Dataset rows for apps and sites:
*** Begin section ***

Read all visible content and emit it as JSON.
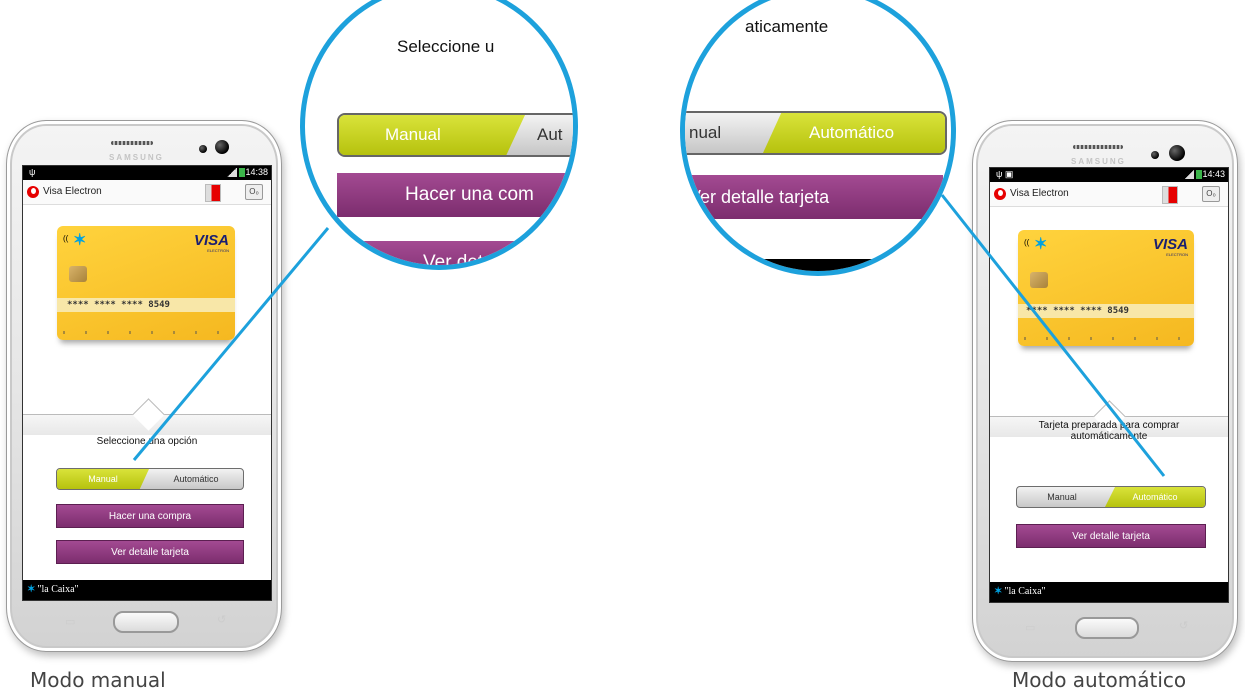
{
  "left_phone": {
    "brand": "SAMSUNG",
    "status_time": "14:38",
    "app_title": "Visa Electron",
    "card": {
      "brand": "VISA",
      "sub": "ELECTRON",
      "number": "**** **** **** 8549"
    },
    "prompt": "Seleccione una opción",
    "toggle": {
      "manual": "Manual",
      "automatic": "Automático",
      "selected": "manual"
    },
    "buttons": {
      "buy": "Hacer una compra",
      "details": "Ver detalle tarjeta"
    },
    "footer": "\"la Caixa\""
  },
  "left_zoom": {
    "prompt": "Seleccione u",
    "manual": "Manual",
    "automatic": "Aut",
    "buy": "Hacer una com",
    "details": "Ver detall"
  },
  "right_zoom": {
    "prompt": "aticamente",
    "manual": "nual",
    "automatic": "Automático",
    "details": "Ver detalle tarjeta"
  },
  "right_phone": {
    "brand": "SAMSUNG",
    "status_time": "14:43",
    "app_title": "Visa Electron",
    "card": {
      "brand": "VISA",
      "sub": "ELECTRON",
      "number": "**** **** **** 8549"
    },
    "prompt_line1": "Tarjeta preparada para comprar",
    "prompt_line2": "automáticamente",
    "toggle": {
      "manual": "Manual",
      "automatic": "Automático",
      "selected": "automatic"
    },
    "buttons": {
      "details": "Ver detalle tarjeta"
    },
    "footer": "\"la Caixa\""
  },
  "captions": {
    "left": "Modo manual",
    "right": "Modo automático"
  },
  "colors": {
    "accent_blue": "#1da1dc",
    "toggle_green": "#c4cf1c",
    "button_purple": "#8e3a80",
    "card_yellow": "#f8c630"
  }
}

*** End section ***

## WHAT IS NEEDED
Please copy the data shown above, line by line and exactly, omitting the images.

## SOLUTION TO THIS TASK
Read all visible content and emit it as JSON.
{
  "left_phone": {
    "brand": "SAMSUNG",
    "status_time": "14:38",
    "app_title": "Visa Electron",
    "card": {
      "brand": "VISA",
      "sub": "ELECTRON",
      "number": "**** **** **** 8549"
    },
    "prompt": "Seleccione una opción",
    "toggle": {
      "manual": "Manual",
      "automatic": "Automático",
      "selected": "manual"
    },
    "buttons": {
      "buy": "Hacer una compra",
      "details": "Ver detalle tarjeta"
    },
    "footer": "\"la Caixa\""
  },
  "left_zoom": {
    "prompt": "Seleccione u",
    "manual": "Manual",
    "automatic": "Aut",
    "buy": "Hacer una com",
    "details": "Ver detall"
  },
  "right_zoom": {
    "prompt": "aticamente",
    "manual": "nual",
    "automatic": "Automático",
    "details": "Ver detalle tarjeta"
  },
  "right_phone": {
    "brand": "SAMSUNG",
    "status_time": "14:43",
    "app_title": "Visa Electron",
    "card": {
      "brand": "VISA",
      "sub": "ELECTRON",
      "number": "**** **** **** 8549"
    },
    "prompt_line1": "Tarjeta preparada para comprar",
    "prompt_line2": "automáticamente",
    "toggle": {
      "manual": "Manual",
      "automatic": "Automático",
      "selected": "automatic"
    },
    "buttons": {
      "details": "Ver detalle tarjeta"
    },
    "footer": "\"la Caixa\""
  },
  "captions": {
    "left": "Modo manual",
    "right": "Modo automático"
  },
  "colors": {
    "accent_blue": "#1da1dc",
    "toggle_green": "#c4cf1c",
    "button_purple": "#8e3a80",
    "card_yellow": "#f8c630"
  }
}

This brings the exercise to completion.